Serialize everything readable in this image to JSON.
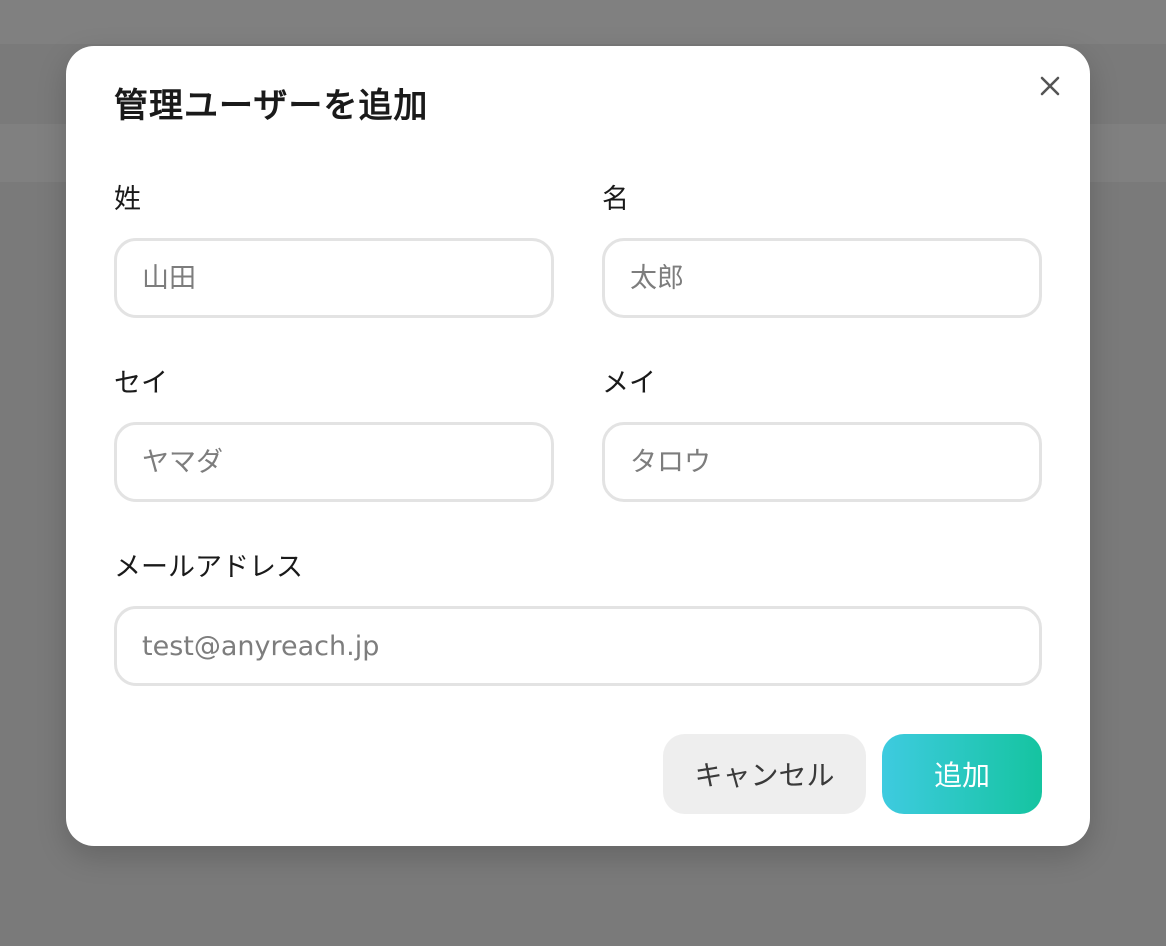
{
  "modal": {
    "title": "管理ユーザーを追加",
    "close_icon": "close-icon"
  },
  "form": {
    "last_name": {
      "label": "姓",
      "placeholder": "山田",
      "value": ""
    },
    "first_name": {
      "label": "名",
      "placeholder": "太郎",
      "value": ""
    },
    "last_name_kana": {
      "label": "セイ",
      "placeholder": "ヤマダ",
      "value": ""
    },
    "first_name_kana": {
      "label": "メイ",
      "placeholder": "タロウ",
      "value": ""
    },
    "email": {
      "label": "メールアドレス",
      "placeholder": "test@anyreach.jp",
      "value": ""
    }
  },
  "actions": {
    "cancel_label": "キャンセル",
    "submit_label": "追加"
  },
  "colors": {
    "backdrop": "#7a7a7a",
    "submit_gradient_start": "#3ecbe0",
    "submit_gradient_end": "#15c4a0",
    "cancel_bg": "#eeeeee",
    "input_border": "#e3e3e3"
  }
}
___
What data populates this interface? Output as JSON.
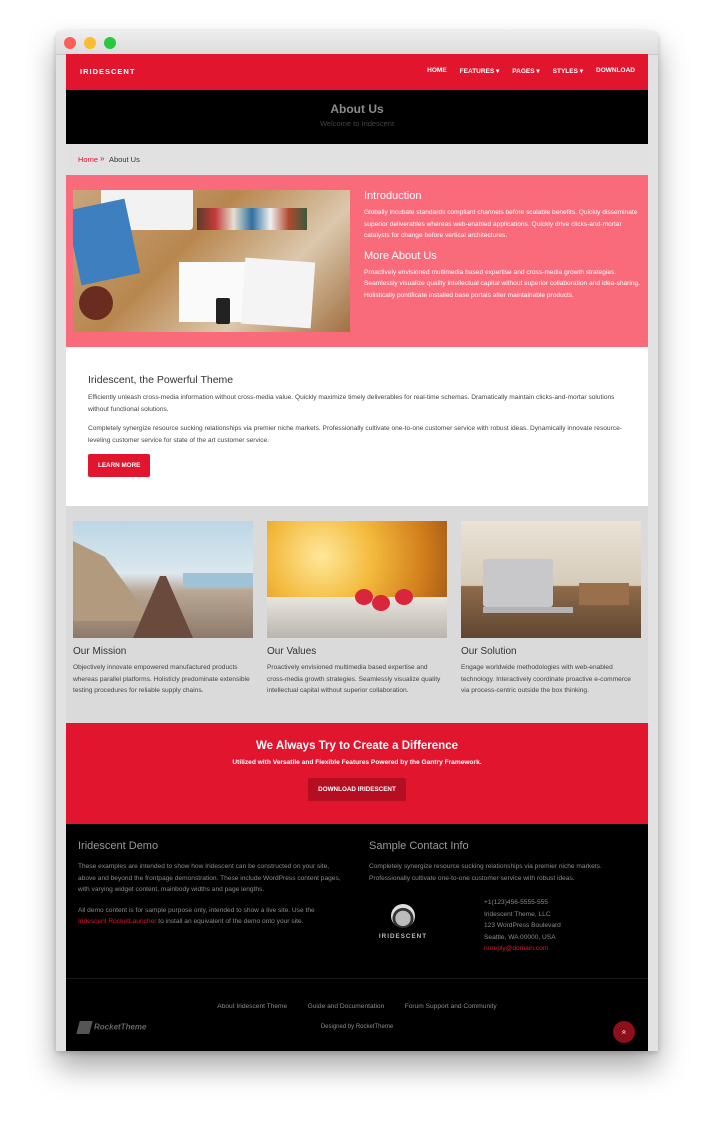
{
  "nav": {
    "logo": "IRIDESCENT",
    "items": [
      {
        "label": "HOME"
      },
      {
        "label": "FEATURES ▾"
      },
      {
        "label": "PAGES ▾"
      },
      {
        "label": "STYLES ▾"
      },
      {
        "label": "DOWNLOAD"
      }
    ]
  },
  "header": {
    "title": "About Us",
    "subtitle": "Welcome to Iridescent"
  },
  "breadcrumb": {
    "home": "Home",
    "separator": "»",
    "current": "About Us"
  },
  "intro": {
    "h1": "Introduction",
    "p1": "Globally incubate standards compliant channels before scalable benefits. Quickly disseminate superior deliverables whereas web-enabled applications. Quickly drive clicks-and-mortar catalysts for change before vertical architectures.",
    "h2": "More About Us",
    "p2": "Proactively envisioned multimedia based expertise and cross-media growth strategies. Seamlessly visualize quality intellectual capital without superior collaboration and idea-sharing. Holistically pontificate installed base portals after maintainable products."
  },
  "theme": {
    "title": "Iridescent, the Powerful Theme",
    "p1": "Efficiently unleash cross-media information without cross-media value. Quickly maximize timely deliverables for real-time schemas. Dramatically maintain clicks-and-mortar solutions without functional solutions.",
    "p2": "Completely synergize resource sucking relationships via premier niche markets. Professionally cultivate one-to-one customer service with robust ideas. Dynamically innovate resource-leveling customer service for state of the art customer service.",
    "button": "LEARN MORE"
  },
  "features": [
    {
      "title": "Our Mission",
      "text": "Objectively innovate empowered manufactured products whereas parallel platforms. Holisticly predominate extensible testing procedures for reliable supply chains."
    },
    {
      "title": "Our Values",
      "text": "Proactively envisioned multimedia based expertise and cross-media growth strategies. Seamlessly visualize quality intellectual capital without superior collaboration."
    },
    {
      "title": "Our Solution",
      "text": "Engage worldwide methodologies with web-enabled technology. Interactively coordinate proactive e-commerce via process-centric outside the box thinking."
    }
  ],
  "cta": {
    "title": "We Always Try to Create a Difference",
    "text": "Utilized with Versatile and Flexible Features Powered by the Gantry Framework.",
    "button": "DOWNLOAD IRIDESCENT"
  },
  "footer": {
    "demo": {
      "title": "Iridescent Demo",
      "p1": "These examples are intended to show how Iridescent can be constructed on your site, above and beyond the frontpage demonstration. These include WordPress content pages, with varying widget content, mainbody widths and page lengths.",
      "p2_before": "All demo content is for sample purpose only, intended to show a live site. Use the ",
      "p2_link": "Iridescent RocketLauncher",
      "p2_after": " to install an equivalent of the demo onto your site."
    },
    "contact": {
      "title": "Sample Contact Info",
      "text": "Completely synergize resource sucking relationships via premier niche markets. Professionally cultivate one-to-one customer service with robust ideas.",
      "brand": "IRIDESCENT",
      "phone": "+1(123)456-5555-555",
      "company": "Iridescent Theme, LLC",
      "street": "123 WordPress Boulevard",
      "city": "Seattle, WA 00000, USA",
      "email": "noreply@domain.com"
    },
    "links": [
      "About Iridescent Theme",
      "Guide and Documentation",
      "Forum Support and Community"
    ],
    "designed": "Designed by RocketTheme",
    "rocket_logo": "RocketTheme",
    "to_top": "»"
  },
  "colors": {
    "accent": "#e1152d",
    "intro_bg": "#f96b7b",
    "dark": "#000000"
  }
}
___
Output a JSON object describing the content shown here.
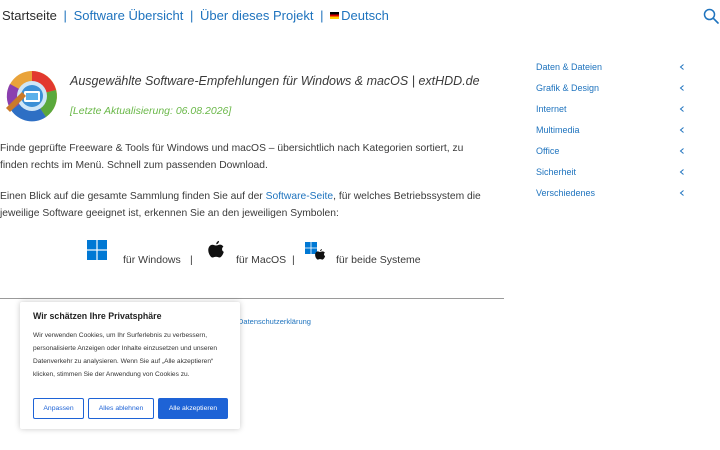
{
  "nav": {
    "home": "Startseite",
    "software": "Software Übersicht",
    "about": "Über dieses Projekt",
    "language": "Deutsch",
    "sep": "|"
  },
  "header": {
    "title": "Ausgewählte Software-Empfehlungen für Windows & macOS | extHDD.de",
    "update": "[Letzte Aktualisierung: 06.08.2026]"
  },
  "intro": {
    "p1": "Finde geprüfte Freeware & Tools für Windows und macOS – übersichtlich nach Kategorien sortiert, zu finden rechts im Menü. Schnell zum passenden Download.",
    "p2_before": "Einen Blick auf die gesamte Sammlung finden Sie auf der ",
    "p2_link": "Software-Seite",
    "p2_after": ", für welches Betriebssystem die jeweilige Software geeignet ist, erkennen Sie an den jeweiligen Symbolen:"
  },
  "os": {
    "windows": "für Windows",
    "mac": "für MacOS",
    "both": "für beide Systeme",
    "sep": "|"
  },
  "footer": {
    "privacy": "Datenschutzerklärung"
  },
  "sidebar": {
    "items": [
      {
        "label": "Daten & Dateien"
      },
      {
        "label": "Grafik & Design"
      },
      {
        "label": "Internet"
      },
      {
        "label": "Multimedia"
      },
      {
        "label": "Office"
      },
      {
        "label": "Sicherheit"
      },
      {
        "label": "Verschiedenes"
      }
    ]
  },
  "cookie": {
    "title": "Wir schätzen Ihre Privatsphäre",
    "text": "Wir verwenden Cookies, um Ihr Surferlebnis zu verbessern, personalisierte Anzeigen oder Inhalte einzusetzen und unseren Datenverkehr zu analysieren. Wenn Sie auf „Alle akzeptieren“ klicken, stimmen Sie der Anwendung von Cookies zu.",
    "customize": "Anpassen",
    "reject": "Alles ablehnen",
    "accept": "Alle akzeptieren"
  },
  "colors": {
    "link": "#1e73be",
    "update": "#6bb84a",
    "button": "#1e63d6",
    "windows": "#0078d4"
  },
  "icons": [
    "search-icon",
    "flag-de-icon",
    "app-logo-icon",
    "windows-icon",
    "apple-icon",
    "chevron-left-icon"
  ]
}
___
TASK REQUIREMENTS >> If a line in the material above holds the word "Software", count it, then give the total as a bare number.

TASK RESULT >> 4